[Page and application data records]
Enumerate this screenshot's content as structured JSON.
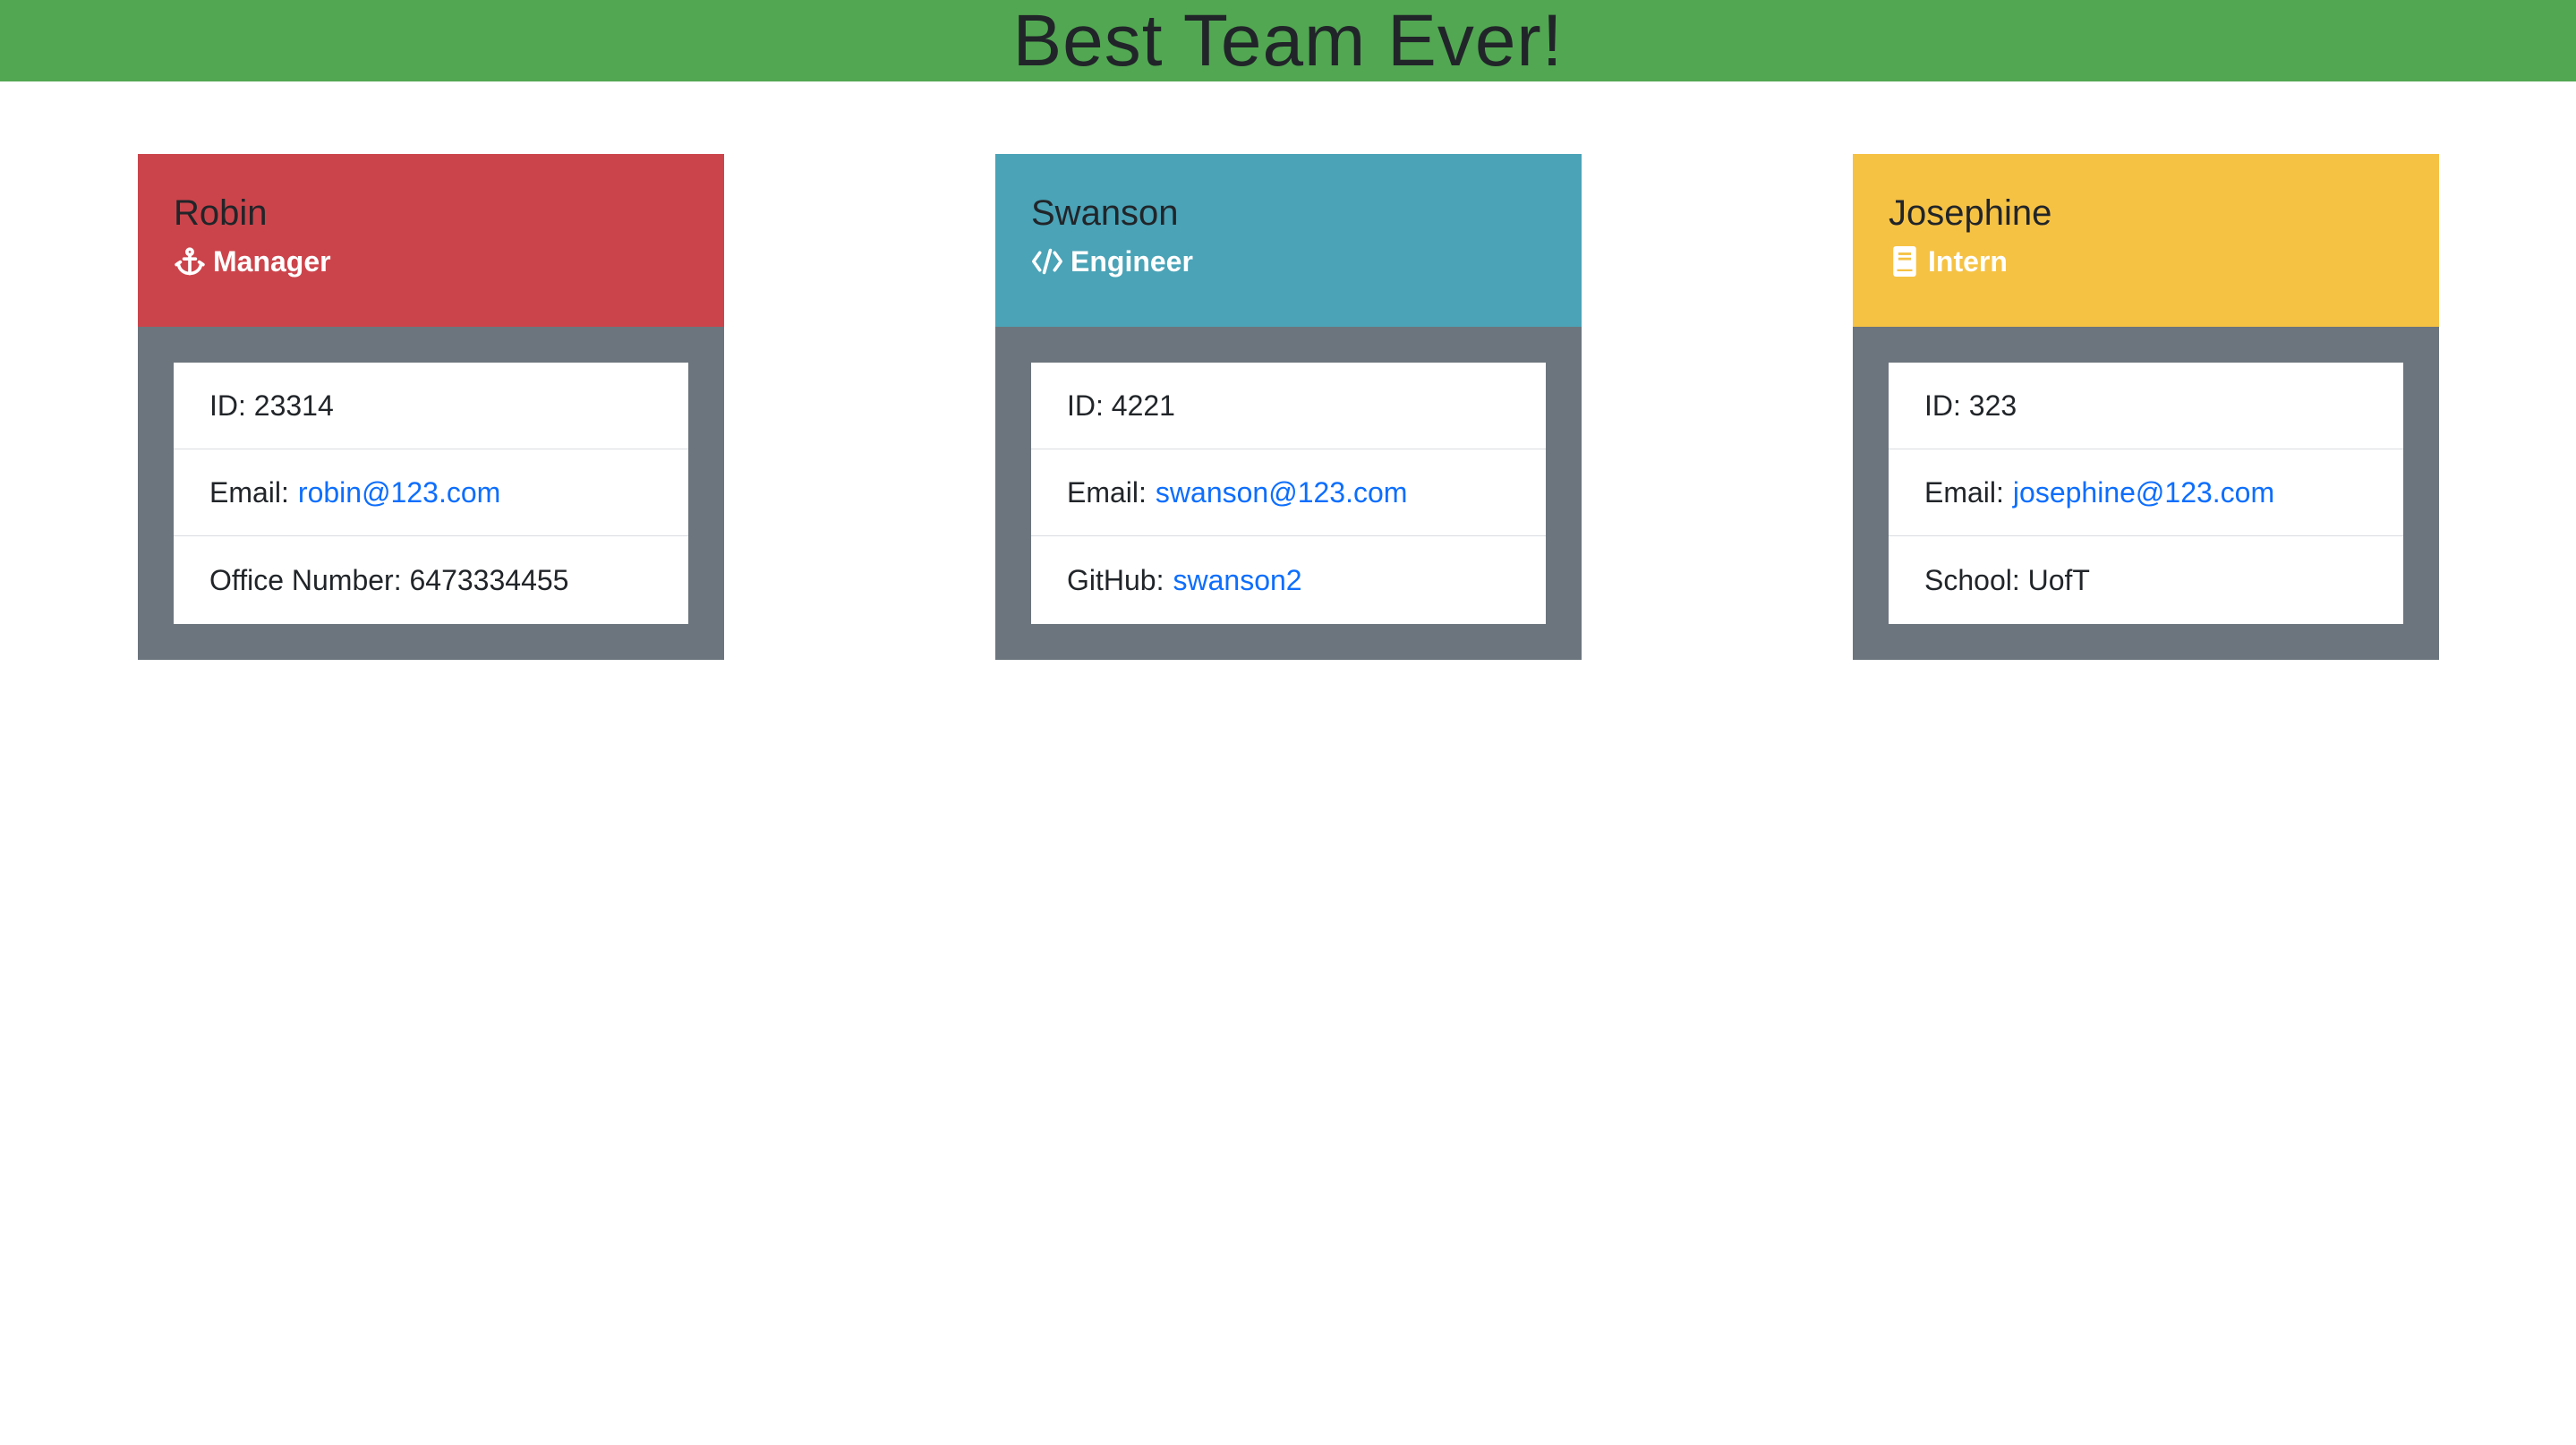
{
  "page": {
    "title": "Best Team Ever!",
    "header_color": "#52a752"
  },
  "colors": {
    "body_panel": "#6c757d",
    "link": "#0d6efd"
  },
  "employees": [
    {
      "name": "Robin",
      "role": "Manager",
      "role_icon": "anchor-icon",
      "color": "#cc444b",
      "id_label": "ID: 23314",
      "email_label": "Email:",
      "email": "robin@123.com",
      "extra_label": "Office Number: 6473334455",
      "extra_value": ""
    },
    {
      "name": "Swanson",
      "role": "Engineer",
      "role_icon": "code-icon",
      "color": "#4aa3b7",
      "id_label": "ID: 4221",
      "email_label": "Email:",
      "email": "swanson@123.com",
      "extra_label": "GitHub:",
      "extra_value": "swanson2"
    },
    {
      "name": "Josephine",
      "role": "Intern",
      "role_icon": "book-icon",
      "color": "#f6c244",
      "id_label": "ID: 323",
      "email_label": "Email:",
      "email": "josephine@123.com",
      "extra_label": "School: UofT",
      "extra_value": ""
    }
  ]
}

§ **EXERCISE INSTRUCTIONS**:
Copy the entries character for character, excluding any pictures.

§ **EXERCISE SOLUTION**:
Enumerate this screenshot's content as structured JSON.
{
  "page": {
    "title": "Best Team Ever!",
    "header_color": "#52a752"
  },
  "colors": {
    "body_panel": "#6c757d",
    "link": "#0d6efd"
  },
  "employees": [
    {
      "name": "Robin",
      "role": "Manager",
      "role_icon": "anchor-icon",
      "color": "#cc444b",
      "id_label": "ID: 23314",
      "email_label": "Email:",
      "email": "robin@123.com",
      "extra_label": "Office Number: 6473334455",
      "extra_value": ""
    },
    {
      "name": "Swanson",
      "role": "Engineer",
      "role_icon": "code-icon",
      "color": "#4aa3b7",
      "id_label": "ID: 4221",
      "email_label": "Email:",
      "email": "swanson@123.com",
      "extra_label": "GitHub:",
      "extra_value": "swanson2"
    },
    {
      "name": "Josephine",
      "role": "Intern",
      "role_icon": "book-icon",
      "color": "#f6c244",
      "id_label": "ID: 323",
      "email_label": "Email:",
      "email": "josephine@123.com",
      "extra_label": "School: UofT",
      "extra_value": ""
    }
  ]
}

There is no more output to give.